(App and web page records)
· · ·

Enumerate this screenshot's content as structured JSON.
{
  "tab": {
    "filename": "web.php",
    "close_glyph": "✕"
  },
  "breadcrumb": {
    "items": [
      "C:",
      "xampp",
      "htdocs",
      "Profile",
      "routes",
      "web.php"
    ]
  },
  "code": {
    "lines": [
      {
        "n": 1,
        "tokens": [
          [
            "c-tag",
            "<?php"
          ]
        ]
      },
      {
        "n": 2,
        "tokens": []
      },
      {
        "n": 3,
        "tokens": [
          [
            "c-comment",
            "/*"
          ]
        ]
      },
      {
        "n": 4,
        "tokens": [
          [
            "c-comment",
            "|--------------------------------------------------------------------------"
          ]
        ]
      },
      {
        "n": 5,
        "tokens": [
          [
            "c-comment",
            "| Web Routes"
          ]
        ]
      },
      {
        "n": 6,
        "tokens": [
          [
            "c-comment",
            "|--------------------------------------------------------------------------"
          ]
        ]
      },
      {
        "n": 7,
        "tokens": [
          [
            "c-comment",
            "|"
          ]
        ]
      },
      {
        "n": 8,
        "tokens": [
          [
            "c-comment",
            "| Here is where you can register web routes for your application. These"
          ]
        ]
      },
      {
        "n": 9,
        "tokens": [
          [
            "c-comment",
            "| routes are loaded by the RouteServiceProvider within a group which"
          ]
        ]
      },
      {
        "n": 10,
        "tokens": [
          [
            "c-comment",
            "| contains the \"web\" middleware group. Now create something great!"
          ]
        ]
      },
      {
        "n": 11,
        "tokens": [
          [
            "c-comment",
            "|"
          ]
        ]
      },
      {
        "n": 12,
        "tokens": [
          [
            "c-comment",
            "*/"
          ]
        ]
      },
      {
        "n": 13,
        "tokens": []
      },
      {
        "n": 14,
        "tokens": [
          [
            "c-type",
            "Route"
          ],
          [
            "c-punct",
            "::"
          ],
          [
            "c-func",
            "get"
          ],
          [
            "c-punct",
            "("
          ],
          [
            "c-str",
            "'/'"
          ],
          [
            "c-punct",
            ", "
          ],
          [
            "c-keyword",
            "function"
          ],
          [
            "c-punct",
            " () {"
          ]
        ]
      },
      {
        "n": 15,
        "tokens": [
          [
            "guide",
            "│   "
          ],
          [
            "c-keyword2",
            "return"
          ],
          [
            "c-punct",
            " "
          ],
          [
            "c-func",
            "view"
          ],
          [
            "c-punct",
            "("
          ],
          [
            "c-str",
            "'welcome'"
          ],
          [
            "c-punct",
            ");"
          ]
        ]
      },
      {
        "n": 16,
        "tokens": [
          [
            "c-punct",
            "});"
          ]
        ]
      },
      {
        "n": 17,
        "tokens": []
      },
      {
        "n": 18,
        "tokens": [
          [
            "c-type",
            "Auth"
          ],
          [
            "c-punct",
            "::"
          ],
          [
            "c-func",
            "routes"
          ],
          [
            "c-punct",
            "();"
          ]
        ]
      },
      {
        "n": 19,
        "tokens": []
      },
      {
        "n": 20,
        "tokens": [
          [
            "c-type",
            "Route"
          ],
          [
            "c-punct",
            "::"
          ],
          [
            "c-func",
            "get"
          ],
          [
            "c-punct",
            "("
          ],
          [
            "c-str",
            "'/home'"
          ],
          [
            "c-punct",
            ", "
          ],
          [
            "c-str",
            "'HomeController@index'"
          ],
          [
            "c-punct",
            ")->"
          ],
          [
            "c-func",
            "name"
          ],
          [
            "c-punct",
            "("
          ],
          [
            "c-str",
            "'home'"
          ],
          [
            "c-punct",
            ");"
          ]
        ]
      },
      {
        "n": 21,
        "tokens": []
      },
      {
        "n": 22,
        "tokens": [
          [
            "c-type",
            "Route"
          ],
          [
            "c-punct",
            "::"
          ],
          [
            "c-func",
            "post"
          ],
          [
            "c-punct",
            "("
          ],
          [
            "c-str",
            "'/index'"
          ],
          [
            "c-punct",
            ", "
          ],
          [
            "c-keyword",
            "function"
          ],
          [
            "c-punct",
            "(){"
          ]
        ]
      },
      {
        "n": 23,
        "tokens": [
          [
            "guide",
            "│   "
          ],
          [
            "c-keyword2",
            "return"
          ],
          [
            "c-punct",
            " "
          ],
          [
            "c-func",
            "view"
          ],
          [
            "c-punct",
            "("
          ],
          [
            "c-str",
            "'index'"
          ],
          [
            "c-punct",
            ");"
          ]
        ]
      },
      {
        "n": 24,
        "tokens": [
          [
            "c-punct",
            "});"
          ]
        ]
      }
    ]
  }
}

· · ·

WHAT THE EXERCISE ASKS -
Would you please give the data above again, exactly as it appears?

YOUR RESPONSE -
Enumerate this screenshot's content as structured JSON.
{
  "tab": {
    "filename": "web.php",
    "close_glyph": "✕"
  },
  "breadcrumb": {
    "items": [
      "C:",
      "xampp",
      "htdocs",
      "Profile",
      "routes",
      "web.php"
    ]
  },
  "code": {
    "lines": [
      {
        "n": 1,
        "tokens": [
          [
            "c-tag",
            "<?php"
          ]
        ]
      },
      {
        "n": 2,
        "tokens": []
      },
      {
        "n": 3,
        "tokens": [
          [
            "c-comment",
            "/*"
          ]
        ]
      },
      {
        "n": 4,
        "tokens": [
          [
            "c-comment",
            "|--------------------------------------------------------------------------"
          ]
        ]
      },
      {
        "n": 5,
        "tokens": [
          [
            "c-comment",
            "| Web Routes"
          ]
        ]
      },
      {
        "n": 6,
        "tokens": [
          [
            "c-comment",
            "|--------------------------------------------------------------------------"
          ]
        ]
      },
      {
        "n": 7,
        "tokens": [
          [
            "c-comment",
            "|"
          ]
        ]
      },
      {
        "n": 8,
        "tokens": [
          [
            "c-comment",
            "| Here is where you can register web routes for your application. These"
          ]
        ]
      },
      {
        "n": 9,
        "tokens": [
          [
            "c-comment",
            "| routes are loaded by the RouteServiceProvider within a group which"
          ]
        ]
      },
      {
        "n": 10,
        "tokens": [
          [
            "c-comment",
            "| contains the \"web\" middleware group. Now create something great!"
          ]
        ]
      },
      {
        "n": 11,
        "tokens": [
          [
            "c-comment",
            "|"
          ]
        ]
      },
      {
        "n": 12,
        "tokens": [
          [
            "c-comment",
            "*/"
          ]
        ]
      },
      {
        "n": 13,
        "tokens": []
      },
      {
        "n": 14,
        "tokens": [
          [
            "c-type",
            "Route"
          ],
          [
            "c-punct",
            "::"
          ],
          [
            "c-func",
            "get"
          ],
          [
            "c-punct",
            "("
          ],
          [
            "c-str",
            "'/'"
          ],
          [
            "c-punct",
            ", "
          ],
          [
            "c-keyword",
            "function"
          ],
          [
            "c-punct",
            " () {"
          ]
        ]
      },
      {
        "n": 15,
        "tokens": [
          [
            "guide",
            "│   "
          ],
          [
            "c-keyword2",
            "return"
          ],
          [
            "c-punct",
            " "
          ],
          [
            "c-func",
            "view"
          ],
          [
            "c-punct",
            "("
          ],
          [
            "c-str",
            "'welcome'"
          ],
          [
            "c-punct",
            ");"
          ]
        ]
      },
      {
        "n": 16,
        "tokens": [
          [
            "c-punct",
            "});"
          ]
        ]
      },
      {
        "n": 17,
        "tokens": []
      },
      {
        "n": 18,
        "tokens": [
          [
            "c-type",
            "Auth"
          ],
          [
            "c-punct",
            "::"
          ],
          [
            "c-func",
            "routes"
          ],
          [
            "c-punct",
            "();"
          ]
        ]
      },
      {
        "n": 19,
        "tokens": []
      },
      {
        "n": 20,
        "tokens": [
          [
            "c-type",
            "Route"
          ],
          [
            "c-punct",
            "::"
          ],
          [
            "c-func",
            "get"
          ],
          [
            "c-punct",
            "("
          ],
          [
            "c-str",
            "'/home'"
          ],
          [
            "c-punct",
            ", "
          ],
          [
            "c-str",
            "'HomeController@index'"
          ],
          [
            "c-punct",
            ")->"
          ],
          [
            "c-func",
            "name"
          ],
          [
            "c-punct",
            "("
          ],
          [
            "c-str",
            "'home'"
          ],
          [
            "c-punct",
            ");"
          ]
        ]
      },
      {
        "n": 21,
        "tokens": []
      },
      {
        "n": 22,
        "tokens": [
          [
            "c-type",
            "Route"
          ],
          [
            "c-punct",
            "::"
          ],
          [
            "c-func",
            "post"
          ],
          [
            "c-punct",
            "("
          ],
          [
            "c-str",
            "'/index'"
          ],
          [
            "c-punct",
            ", "
          ],
          [
            "c-keyword",
            "function"
          ],
          [
            "c-punct",
            "(){"
          ]
        ]
      },
      {
        "n": 23,
        "tokens": [
          [
            "guide",
            "│   "
          ],
          [
            "c-keyword2",
            "return"
          ],
          [
            "c-punct",
            " "
          ],
          [
            "c-func",
            "view"
          ],
          [
            "c-punct",
            "("
          ],
          [
            "c-str",
            "'index'"
          ],
          [
            "c-punct",
            ");"
          ]
        ]
      },
      {
        "n": 24,
        "tokens": [
          [
            "c-punct",
            "});"
          ]
        ]
      }
    ]
  }
}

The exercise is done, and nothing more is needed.